Northern Arizona University dean chosen as new USM provost

Dr. Michael Stevenson, dean of Northern Arizona University’s College of Social and Behavioral Sciences, has been tapped to serve as the next University of Southern Maine provost and vice president of academic affairs, according to an announcement by the school this morning.

Dr. Michael Stevenson (photo courtesy of USM)

Stevenson will replace John Wright, who is retiring at the end of June. Wright has spent 12 of his 40 years in education at USM, where he served as a dean before moving into the provost spot.

Stevenson may be walking into a hornets’ nest at the three-campus USM, where more than half of the university’s faculty voted “no confidence” in President Selma Botman early this month, and new University of Maine System Chancellor James Page is still working on rebuilding some relationship between disgruntled professors and the USM administration.

The latest news from the system is that Page’s review of the compensation program found that the process of giving out raises when unfilled vacancies force remaining employees to do more work is, for the most part, OK. That practice came under fire earlier this year when news broke that USM handed out $240,000 in such discretionary raises while the school was facing more than $5 million in budget cuts.

So USM has been in some turmoil in recent months.

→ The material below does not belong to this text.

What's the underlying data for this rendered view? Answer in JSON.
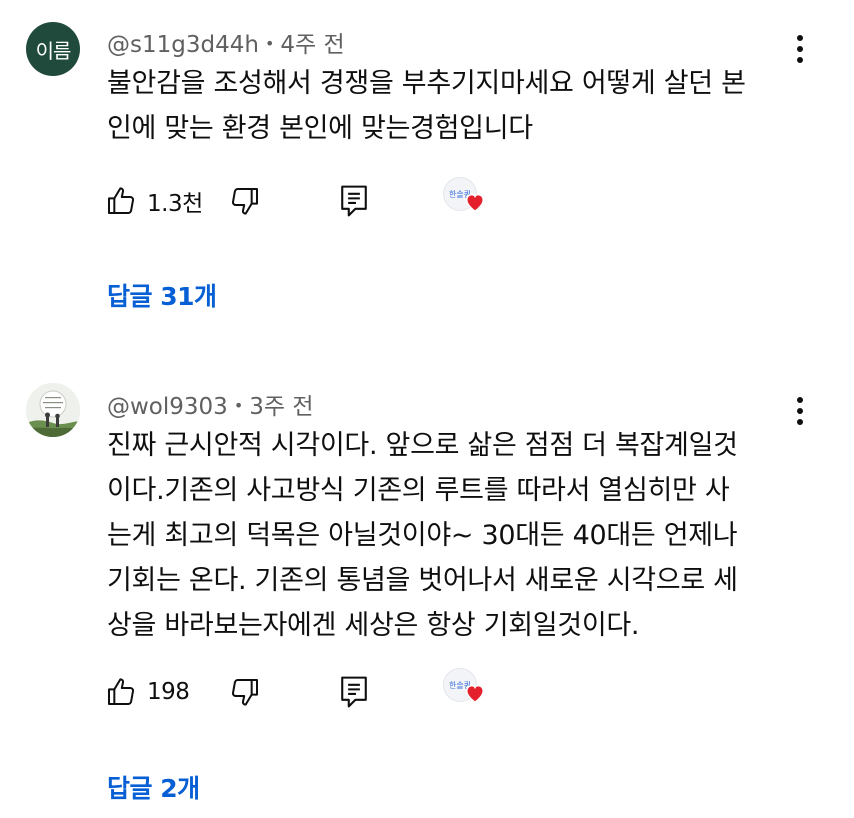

Nonetheless, Stevenson comes with impressive credentials and is excited about trading the Arizona heat for the Maine winters (although the weather may or may not be something he’s specifically looking forward to — some people are just not ‘hot weather’ people).

Here’s a few paragraphs about Stevenson’s background, provided by USM:

As dean at Northern Arizona University, an institution of more than 25,000 students, Stevenson managed a college of 150 full-time faculty in 11 academic departments and three research and service units. He facilitated an $8 million campaign for the design and construction of the university’s Native American Cultural Center.

Prior to joining Northern Arizona University in 2007, Stevenson served as Miami University’s associate provost and as the institution’s first chief diversity officer.  He also held appointments at Ball State University as chair of the Department of Psychological Science and founding director of the university’s Diversity Policy Institute.

Stevenson was named an American Council on Education (ACE) Fellow and was assigned to the Chancellor’s Office at Indiana University-Purdue University in Indianapolis. In that role, he addressed trends in higher education related to such issues as student retention, assessing student outcomes, faculty governance and diversity initiatives. As an American Psychological Association Senior Congressional Fellow, Stevenson was advisor to Sen. Paul Simon (D-IL) on such issues as affirmative action, discrimination, health, and human development.

The founding editor of The Journal of Diversity in Higher Education, he has written, lectured and consulted widely on the role of diversity in improving access and student outcomes in publically funded institutions. Stevenson, who earned a master’s and Ph.D. in developmental psychology from Purdue University, received a teaching award from the American Psychological Association and was named a Fulbright Senior Scholar.

Here’s what Stevenson said about the move in a statement:

I am eager to join the University of Southern Maine community, and am confident that my experiences at all levels of academic life will serve to support USM’s students, faculty and the advancement of USM as the intellectual hub of southern Maine and the state as a whole.

And Botman’s statement on the hire:

Dr. Stevenson brings a distinguished record of scholarly achievement, and a well-earned reputation as an administrator with exceptional communication, advocacy and mediation skills. We are fortunate to have him.

Stevenson was one of 93 applicants for the USM job, and he’s slated to start work here on July 2.

Seth Koenig

About Seth Koenig

Seth has nearly a decade of professional journalism experience and writes about the greater Portland region.